President Bush says we were attacked because we are a free country and the terrorists hate us for that. The national columnist Leonard Pitts thinks we were attacked out of envy and disgust because Arab kids want our blue jeans and Moslems don't want their women to wear bikinis or speak their minds.
History offers a more human explanation. If you don't believe me, go to the library and read "The Palestinian Problem and United States Policy," which is a short compendium of essays based upon histories and newspaper reports on the Palestinian-Israeli conflict.
In 1917, the British were mandated by the League of Nations to control what was Palestine and is now called Israel. "The British ignored the right of the Arabs in Palestine to self-determination and imposed upon them a pro-Zionist solution that could only be carried out by force of arms." During the course of the mandate, others argue, an important part of the Balfour Declaration was disregarded (i.e., the clause noting the clear understanding "that nothing shall be done which may prejudice the civil and religious rights of existing non-Jewish communities in Palestine").
In 1947, thousands of surviving European Jews, traumatized and displaced by the Holocaust, needed a home. The U.S. would not allow them to immigrate to America because polls indicated it was not popular with the American public. Instead, President Truman decided to give the displaced Jews someone else's country, i.e., Palestine. Near East experts at the State Department knew this would anger Arabs and destabilize the Middle East and American interests in the region, but it was done anyway. "While the plight of Europe's surviving Jews clearly necessitates heroic efforts on the part of the world community, the world's reluctance to accommodate them, and the survivors' need for redemption from the trauma of the Holocaust, ultimately pointed to a solution that could be effected only at the expense of the Arab majority in Palestine and against the wishes of the Arab world. Rectifying one injustice by helping perpetuate another, American policy supported the creation of a Jewish state while helping to sow the seeds of future conflict."
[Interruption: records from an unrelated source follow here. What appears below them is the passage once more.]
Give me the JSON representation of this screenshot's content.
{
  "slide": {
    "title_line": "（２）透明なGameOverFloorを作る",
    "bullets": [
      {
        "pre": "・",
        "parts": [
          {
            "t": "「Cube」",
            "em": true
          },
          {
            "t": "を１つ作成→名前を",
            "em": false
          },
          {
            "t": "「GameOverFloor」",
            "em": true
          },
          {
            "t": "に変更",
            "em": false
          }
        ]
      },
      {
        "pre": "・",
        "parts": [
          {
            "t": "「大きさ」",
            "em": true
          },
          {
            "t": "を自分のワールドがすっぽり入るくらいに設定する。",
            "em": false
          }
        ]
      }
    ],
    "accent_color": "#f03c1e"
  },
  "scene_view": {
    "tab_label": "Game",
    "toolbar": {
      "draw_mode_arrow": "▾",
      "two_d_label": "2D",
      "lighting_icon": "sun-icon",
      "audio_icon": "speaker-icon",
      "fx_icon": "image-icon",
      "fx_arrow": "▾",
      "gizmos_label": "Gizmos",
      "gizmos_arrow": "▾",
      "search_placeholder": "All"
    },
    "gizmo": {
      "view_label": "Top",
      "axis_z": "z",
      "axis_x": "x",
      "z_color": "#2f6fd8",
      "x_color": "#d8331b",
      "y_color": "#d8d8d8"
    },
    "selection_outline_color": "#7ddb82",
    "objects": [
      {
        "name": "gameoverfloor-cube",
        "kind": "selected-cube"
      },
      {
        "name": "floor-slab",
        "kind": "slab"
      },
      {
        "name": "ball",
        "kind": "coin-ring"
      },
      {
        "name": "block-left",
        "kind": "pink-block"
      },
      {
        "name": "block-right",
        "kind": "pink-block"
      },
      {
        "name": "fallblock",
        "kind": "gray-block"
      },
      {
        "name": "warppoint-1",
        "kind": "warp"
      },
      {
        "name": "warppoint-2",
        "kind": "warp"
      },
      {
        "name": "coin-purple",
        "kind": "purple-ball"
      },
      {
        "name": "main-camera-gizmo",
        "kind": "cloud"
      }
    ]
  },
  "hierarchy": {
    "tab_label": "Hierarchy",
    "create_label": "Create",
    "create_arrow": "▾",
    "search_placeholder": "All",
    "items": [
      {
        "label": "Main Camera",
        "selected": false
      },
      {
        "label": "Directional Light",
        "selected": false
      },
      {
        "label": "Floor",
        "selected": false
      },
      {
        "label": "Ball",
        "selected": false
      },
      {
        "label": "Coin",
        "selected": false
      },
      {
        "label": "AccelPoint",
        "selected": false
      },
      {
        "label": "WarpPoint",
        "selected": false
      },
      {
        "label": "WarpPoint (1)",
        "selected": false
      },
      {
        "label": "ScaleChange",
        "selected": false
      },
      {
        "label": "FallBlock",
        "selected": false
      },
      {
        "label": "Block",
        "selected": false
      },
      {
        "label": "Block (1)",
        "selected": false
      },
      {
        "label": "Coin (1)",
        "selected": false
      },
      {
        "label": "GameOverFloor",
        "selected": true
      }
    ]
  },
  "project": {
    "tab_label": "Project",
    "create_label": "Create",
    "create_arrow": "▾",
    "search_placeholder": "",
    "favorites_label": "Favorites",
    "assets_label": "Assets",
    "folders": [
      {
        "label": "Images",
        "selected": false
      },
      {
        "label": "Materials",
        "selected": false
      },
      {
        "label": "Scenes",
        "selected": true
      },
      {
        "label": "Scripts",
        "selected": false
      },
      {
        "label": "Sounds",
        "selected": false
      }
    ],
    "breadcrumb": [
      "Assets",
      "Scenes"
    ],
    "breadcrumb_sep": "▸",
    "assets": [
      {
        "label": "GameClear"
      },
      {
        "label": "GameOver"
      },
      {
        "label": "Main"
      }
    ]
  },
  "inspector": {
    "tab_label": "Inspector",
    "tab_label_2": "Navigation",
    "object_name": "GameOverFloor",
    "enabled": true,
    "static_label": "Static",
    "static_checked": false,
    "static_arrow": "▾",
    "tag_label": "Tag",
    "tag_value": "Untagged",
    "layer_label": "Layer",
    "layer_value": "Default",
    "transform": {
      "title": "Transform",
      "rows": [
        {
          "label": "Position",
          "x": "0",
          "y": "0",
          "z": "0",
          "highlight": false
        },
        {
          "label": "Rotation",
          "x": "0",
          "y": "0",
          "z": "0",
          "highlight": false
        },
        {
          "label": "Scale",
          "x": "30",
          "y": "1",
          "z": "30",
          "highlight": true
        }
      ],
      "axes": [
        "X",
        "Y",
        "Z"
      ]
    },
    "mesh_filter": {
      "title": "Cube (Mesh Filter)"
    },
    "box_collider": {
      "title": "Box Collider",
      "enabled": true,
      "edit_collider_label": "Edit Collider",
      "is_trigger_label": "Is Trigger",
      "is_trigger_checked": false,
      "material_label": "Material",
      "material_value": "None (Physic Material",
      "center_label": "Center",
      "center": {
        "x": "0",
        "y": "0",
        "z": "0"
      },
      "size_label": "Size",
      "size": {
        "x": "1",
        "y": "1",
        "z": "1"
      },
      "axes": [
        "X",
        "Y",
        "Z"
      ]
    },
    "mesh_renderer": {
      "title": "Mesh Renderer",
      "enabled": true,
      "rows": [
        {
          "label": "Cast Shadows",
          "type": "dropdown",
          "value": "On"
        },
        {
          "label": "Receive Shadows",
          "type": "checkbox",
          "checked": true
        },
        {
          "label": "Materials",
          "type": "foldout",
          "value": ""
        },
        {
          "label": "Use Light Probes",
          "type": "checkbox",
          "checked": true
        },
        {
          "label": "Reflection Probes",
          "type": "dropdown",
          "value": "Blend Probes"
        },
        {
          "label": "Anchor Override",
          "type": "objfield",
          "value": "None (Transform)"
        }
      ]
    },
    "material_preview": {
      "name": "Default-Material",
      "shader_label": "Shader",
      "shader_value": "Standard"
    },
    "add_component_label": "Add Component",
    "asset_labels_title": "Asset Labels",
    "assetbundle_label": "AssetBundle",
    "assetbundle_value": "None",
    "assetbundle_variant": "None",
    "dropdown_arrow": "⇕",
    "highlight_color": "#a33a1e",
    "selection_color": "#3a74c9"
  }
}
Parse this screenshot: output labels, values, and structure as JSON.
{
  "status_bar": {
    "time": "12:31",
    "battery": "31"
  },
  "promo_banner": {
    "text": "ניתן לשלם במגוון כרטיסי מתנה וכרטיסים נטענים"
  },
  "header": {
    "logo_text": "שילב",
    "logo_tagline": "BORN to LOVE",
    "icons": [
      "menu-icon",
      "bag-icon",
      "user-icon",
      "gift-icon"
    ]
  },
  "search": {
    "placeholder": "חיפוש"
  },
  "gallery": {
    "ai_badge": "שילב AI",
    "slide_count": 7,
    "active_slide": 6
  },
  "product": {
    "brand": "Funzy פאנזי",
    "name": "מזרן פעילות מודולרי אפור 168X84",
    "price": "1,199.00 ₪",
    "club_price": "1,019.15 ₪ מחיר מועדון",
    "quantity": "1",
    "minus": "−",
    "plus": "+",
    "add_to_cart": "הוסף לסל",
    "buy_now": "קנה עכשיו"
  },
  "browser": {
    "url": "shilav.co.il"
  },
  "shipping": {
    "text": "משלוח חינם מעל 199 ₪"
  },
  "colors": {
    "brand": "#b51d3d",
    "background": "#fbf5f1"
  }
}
For the last 54 years, Palestinians who have lost their land and their rights have been fighting Israel to obtain justice. They started out imploring the world community for help, but were ignored. Then, out of despair, they became terrorists.
In 1982, when the U.N. General Assembly voted 120-2 in favor of granting the Palestinians a state of their own, Israel and the U.S. dissented. Twenty other countries abstained. Israel wants the Arab world to recognize it as a legitimate state but it won't accept the legitimacy of a Palestinian state.
Some have suggested that the West Bank of the Jordan River, which Israel annexed during the 1967 war, be turned into a Palestinian state. Israel objects because: 1) Israeli conservatives want to restore Israel to its biblical borders and the West Bank encompasses what was once Samaria and Judea. 2) By occupying the West Bank, Israel buffers itself against attack from Jordan, increasing its security. The conservative and powerful Likud Party rejects any land for peace deals.
As of 1986, when the aforementioned book was published, foreign aid made up one-half of Israel's GNP. Seventy-five to 85 percent of that aid came from the U.S.A. The Israeli-Palestinian conflict exploded at our front door on Sept. 11, killing over 6,400 Americans and shattering how many families? The Palestinian issue has long been the fire that keeps Arabia boiling, feeding hatred in refugee camps, breeding terrorists and fueling future misery for the world. If we have to cut off foreign aid to Israel to encourage fairness, so be it. The fire consuming the Middle East which has just burned us could be extinguished with justice for the dispossessed.
Lisle Hebert is a social worker and filmmaker. He lives in Juneau.